PHYS 30101 APPLICATIONS OF QUANTUM PHYSICS SOLUTIONS 1
Only “bottom-line” answers are given for the short questions 1 to 6.
1. (a) λ = 630 nm
(b) λ = 0.9 nm
2. (a) p = k (every time)
(b) p = + k and − k, with equal probabilities
3. (a) Positive x
(b) Negative y
[Think about the points where the phase, e.g. kx − ωt, is constant. How do these
change with time?]
4. Eigenfunctions: eimφ ; eigenvalues: m where m is an integer.
n2 π 2 2
5. (a) En = with n ≥ 1
(b) En = n + 1 ω where ω =
k/m, with n ≥ 0
ER me e2
(c) En = − 2
where ER = , with n = nr + l + 1, nr ≥ 0 and l ≥ 0
n 2 4π 0
6. P (x, t) = |ψ(x)|2
7. (a) Inside the well, 0 < x < a, the eigenfunctions satisfy the free Schr¨dinger
− = E ψ.
The boundary conditions they satisfy at the walls are
ψ(0) = ψ(a) = 0.
If you substitute in the function given in the question, you should ﬁnd that it
satisﬁes the TISE and both boundary conditions, but only the energy E is one
of the eigenvalues given. [You weren’t asked to solve the eigenvalue problem
from ﬁrst principles, so you don’t need to start with the general solution ψ(x) =
A cos(kx) + B sin(kx).]
(b) These look just like the ﬁrst three normal modes of a guitar string. See Rae,
(c) A wave function is normalised if the total probability for ﬁnding the particle
somewhere adds up to 1:
|ψn (x)|2 dx = 1.
For the eigenfunctions in this problem, we can use either the trig identity
sin2 X = 2 [1 − cos(2X)] or the fact that sin2 averages to 1/2 over each half
wavelength. Whichever you choose should give you
nπx 2 1
B2 sin dx = B 2 a = 1.
0 a 2
(d) Adding up the probabilities P (x)dx for ﬁnding the particle in the region 0 <
x < a/2, we get
P [0 < x < a/2] = |ψn (x)|2 dx = B 2 = .
0 22 2
(e) The expectation value of x is deﬁned by
x = x|ψn (x)|2 dx.
The integral here can be done with the aid of the trig identity above and
integration by parts.
This expectation value is the average value for the position of a particle de-
scribed by ψn (x) and the eigenfunctions all give probability distributions |ψn (x)|2

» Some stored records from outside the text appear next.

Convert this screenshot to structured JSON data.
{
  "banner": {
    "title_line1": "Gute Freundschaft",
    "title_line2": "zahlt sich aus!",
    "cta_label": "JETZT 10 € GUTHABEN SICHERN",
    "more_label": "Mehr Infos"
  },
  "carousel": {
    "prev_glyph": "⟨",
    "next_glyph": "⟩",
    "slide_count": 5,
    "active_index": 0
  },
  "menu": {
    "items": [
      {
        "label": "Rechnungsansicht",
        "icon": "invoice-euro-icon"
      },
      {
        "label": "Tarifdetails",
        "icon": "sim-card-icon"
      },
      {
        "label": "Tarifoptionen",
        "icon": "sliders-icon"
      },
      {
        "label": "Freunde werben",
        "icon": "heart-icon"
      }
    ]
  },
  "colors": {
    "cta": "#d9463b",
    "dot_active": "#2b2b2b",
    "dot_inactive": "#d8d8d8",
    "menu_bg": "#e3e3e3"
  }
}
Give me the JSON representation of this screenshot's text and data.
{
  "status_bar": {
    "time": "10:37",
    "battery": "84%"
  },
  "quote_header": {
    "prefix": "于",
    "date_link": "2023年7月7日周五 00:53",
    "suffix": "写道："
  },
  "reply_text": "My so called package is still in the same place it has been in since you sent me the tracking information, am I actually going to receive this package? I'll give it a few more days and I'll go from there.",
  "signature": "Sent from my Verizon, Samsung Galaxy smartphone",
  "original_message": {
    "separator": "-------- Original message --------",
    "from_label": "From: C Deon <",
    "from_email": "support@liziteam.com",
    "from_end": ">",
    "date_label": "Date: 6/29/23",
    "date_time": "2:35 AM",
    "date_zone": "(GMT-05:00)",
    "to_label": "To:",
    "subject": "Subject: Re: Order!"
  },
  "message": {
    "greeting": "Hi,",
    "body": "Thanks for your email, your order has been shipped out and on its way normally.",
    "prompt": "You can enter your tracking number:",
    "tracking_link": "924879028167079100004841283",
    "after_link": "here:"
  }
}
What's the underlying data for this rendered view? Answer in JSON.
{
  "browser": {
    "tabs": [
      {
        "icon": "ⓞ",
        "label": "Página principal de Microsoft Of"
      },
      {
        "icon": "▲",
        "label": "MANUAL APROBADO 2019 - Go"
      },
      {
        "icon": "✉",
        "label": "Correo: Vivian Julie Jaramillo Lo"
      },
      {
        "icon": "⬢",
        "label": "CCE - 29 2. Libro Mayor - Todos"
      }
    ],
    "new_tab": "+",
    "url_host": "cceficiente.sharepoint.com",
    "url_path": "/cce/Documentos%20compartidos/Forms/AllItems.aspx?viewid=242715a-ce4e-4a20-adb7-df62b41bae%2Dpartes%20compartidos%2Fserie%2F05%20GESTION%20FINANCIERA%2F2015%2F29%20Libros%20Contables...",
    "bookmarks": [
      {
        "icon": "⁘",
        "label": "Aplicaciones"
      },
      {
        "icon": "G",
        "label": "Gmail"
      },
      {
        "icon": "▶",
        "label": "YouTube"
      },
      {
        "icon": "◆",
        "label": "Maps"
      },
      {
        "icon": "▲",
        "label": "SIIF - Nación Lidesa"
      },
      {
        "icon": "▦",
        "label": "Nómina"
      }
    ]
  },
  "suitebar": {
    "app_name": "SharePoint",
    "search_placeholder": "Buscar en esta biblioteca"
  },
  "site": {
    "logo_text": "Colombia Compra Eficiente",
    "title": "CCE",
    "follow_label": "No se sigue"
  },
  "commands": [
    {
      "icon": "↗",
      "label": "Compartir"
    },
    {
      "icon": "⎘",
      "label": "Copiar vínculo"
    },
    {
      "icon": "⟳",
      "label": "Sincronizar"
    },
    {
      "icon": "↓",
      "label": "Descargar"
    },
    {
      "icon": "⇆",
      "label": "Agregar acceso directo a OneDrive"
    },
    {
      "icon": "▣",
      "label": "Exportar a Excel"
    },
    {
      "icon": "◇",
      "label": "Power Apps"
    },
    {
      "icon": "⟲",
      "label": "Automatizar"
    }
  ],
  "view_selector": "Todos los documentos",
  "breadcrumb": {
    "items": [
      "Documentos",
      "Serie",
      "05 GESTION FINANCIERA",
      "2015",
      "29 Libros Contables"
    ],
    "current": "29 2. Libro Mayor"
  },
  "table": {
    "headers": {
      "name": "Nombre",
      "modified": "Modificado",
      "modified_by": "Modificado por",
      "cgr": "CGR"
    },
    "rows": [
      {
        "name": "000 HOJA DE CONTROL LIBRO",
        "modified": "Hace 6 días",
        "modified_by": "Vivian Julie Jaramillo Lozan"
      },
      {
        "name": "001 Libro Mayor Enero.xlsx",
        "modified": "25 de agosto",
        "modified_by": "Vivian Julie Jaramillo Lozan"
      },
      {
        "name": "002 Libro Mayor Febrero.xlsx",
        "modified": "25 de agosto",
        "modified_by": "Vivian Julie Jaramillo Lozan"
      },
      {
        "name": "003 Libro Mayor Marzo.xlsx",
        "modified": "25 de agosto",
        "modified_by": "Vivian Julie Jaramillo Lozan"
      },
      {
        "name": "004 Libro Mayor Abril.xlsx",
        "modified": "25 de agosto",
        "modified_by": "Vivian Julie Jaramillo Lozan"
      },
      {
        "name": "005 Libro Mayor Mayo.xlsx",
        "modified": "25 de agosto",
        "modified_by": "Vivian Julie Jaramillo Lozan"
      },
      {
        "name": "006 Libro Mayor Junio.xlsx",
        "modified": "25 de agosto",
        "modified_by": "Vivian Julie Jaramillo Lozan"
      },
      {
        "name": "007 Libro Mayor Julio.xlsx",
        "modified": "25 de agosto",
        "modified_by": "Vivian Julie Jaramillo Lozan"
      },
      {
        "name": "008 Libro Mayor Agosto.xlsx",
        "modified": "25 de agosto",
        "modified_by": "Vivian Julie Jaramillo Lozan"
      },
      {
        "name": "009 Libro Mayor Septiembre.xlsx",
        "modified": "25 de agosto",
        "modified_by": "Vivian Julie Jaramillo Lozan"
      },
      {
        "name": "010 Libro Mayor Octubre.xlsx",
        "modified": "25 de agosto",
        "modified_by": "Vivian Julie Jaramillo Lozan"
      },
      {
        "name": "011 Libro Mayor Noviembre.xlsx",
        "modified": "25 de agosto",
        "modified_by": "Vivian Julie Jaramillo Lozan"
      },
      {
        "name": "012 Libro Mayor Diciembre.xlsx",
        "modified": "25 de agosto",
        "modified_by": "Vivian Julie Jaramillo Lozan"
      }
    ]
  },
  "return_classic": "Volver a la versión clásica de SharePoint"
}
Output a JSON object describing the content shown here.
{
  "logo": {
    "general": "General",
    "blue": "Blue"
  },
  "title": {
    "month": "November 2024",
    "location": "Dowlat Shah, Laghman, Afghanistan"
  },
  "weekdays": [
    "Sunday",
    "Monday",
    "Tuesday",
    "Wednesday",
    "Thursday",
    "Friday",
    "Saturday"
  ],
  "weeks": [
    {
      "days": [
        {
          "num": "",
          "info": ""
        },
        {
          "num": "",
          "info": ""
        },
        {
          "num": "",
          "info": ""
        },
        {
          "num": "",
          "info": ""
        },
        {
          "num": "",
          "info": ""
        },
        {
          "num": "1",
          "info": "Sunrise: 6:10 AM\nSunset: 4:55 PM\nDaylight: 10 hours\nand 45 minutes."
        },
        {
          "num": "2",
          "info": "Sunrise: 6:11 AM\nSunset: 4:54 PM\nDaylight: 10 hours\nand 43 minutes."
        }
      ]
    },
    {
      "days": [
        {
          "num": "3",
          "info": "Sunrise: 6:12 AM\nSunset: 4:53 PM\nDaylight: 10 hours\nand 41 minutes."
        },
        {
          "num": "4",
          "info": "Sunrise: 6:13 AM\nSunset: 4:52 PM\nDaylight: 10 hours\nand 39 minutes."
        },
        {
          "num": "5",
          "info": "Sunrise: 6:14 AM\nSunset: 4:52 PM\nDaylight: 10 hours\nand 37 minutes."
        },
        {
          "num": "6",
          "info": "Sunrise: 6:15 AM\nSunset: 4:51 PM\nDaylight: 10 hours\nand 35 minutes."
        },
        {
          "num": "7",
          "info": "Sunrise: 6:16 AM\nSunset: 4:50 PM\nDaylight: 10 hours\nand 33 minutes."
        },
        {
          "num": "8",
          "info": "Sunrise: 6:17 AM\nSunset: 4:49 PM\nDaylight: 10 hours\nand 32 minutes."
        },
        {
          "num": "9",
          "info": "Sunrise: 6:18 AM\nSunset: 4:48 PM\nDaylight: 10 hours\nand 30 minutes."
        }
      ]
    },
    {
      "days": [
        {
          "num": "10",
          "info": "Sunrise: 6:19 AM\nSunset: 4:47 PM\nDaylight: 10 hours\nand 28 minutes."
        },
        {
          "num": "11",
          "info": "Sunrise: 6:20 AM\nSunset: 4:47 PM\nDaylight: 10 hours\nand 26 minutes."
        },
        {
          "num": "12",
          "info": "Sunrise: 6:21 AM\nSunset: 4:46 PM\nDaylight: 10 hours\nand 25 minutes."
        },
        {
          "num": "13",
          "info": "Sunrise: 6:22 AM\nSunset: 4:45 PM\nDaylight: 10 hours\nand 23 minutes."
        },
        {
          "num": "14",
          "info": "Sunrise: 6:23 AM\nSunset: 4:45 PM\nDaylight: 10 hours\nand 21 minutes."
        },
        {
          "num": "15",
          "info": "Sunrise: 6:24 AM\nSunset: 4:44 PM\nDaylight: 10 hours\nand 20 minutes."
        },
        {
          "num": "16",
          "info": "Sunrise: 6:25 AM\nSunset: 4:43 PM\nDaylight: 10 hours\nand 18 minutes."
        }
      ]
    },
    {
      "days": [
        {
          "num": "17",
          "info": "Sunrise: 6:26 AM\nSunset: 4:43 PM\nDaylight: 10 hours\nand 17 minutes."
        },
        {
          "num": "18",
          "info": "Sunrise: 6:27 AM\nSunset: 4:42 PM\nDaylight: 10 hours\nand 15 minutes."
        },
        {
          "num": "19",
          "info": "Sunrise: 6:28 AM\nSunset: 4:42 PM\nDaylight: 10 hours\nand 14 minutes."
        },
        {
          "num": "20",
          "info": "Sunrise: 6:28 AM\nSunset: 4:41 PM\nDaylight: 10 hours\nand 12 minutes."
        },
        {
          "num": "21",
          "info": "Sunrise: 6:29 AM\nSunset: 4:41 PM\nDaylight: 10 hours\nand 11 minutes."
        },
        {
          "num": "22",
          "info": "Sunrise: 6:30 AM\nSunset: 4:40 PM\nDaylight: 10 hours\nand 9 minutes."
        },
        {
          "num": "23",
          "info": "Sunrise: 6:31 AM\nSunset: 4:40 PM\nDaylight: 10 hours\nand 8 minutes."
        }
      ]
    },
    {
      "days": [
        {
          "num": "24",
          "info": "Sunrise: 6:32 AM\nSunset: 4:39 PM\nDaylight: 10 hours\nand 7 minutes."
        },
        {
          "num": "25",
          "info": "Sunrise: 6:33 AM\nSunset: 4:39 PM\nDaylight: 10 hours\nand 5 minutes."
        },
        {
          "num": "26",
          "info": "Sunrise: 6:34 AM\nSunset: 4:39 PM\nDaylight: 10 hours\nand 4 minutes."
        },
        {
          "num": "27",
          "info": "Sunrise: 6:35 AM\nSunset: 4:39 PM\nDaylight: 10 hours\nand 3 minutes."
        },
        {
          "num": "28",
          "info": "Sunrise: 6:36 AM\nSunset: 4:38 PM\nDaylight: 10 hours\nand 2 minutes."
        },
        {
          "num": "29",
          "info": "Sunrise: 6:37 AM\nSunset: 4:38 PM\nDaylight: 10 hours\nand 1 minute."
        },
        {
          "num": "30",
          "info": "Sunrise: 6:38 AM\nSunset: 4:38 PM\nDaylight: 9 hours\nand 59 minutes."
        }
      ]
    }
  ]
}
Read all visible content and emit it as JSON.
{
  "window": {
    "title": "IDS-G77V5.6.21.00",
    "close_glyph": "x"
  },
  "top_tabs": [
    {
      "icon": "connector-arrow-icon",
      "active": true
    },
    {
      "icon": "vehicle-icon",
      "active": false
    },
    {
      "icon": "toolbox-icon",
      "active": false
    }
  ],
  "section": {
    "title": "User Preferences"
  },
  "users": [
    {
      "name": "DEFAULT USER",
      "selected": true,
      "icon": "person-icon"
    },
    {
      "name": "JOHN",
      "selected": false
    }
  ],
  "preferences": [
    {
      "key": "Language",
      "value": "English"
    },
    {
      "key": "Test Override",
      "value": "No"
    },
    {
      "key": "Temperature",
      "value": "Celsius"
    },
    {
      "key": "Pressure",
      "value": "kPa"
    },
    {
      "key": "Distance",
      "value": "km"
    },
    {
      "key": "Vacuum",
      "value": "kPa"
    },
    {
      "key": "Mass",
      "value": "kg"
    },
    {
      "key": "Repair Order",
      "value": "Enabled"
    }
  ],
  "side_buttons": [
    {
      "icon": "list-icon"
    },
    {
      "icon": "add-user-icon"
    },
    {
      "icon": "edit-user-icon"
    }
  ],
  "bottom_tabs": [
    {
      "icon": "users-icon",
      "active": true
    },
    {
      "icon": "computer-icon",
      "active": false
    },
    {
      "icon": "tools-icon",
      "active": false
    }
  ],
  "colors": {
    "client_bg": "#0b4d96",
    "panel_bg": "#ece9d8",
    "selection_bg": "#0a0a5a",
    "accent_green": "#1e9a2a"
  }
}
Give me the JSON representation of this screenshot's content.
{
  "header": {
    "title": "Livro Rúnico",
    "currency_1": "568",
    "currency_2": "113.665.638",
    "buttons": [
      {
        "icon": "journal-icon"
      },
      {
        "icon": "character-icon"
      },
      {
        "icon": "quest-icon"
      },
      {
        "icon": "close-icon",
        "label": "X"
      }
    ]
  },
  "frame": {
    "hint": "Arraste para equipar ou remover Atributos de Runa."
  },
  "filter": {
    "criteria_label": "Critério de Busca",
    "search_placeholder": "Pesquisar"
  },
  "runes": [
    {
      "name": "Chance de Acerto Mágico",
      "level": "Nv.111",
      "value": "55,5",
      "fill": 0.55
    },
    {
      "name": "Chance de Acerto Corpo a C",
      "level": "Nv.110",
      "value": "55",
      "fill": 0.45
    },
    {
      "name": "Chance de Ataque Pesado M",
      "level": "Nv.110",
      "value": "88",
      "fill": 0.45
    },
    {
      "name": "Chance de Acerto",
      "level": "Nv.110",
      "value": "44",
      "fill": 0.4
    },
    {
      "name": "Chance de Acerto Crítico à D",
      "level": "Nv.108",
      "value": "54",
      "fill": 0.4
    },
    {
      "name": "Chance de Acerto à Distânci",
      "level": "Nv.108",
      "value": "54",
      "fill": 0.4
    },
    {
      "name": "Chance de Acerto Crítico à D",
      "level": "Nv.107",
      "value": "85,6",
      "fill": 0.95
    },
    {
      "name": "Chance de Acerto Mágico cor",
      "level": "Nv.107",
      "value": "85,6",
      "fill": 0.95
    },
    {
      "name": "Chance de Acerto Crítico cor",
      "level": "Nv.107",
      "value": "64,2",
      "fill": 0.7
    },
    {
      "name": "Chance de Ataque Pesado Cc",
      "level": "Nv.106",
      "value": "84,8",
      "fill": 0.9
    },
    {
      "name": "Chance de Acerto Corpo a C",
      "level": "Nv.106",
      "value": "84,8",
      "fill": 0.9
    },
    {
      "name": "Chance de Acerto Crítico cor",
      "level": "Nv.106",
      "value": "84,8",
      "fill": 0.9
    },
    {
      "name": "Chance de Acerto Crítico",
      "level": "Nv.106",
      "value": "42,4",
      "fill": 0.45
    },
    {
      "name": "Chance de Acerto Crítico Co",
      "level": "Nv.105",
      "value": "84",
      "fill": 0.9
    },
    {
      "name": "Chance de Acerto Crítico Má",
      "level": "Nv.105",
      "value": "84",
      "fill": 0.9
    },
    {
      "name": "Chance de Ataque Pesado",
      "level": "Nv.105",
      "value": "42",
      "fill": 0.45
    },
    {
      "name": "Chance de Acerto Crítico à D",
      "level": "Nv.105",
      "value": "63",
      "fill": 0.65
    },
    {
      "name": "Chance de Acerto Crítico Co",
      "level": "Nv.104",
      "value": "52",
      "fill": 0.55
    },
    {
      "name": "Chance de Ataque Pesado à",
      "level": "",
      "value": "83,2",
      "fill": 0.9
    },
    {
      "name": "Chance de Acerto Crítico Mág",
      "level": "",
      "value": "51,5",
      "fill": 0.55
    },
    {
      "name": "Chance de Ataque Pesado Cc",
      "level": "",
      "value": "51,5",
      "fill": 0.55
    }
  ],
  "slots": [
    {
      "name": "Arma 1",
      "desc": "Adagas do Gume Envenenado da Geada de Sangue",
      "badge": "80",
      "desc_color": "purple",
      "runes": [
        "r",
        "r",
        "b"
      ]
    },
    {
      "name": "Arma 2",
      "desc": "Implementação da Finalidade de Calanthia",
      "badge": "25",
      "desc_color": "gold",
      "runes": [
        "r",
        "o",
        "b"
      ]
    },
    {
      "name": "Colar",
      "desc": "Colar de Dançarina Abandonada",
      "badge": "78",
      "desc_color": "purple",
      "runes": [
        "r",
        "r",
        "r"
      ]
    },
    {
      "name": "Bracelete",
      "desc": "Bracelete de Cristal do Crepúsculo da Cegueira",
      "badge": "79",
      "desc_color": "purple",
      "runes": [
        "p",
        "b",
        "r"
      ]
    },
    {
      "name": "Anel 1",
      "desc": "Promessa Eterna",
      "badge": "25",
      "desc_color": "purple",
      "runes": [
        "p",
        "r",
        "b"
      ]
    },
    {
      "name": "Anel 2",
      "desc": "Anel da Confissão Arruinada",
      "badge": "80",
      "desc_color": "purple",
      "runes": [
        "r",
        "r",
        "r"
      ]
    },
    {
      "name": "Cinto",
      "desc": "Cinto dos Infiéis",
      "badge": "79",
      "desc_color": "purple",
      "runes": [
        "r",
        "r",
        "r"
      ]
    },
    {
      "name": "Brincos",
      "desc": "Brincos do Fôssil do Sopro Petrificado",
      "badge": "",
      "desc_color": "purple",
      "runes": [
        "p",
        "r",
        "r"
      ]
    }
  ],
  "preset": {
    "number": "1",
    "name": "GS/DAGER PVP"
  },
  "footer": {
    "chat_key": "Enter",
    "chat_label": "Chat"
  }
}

that are symmetric about x = a/2. Hence it isn’t surprising that the integral
leads to x = a/2.
(f) This integral can be done using the identity sin X sin Y = 2
[cos(X − Y) −
cos(X + Y )].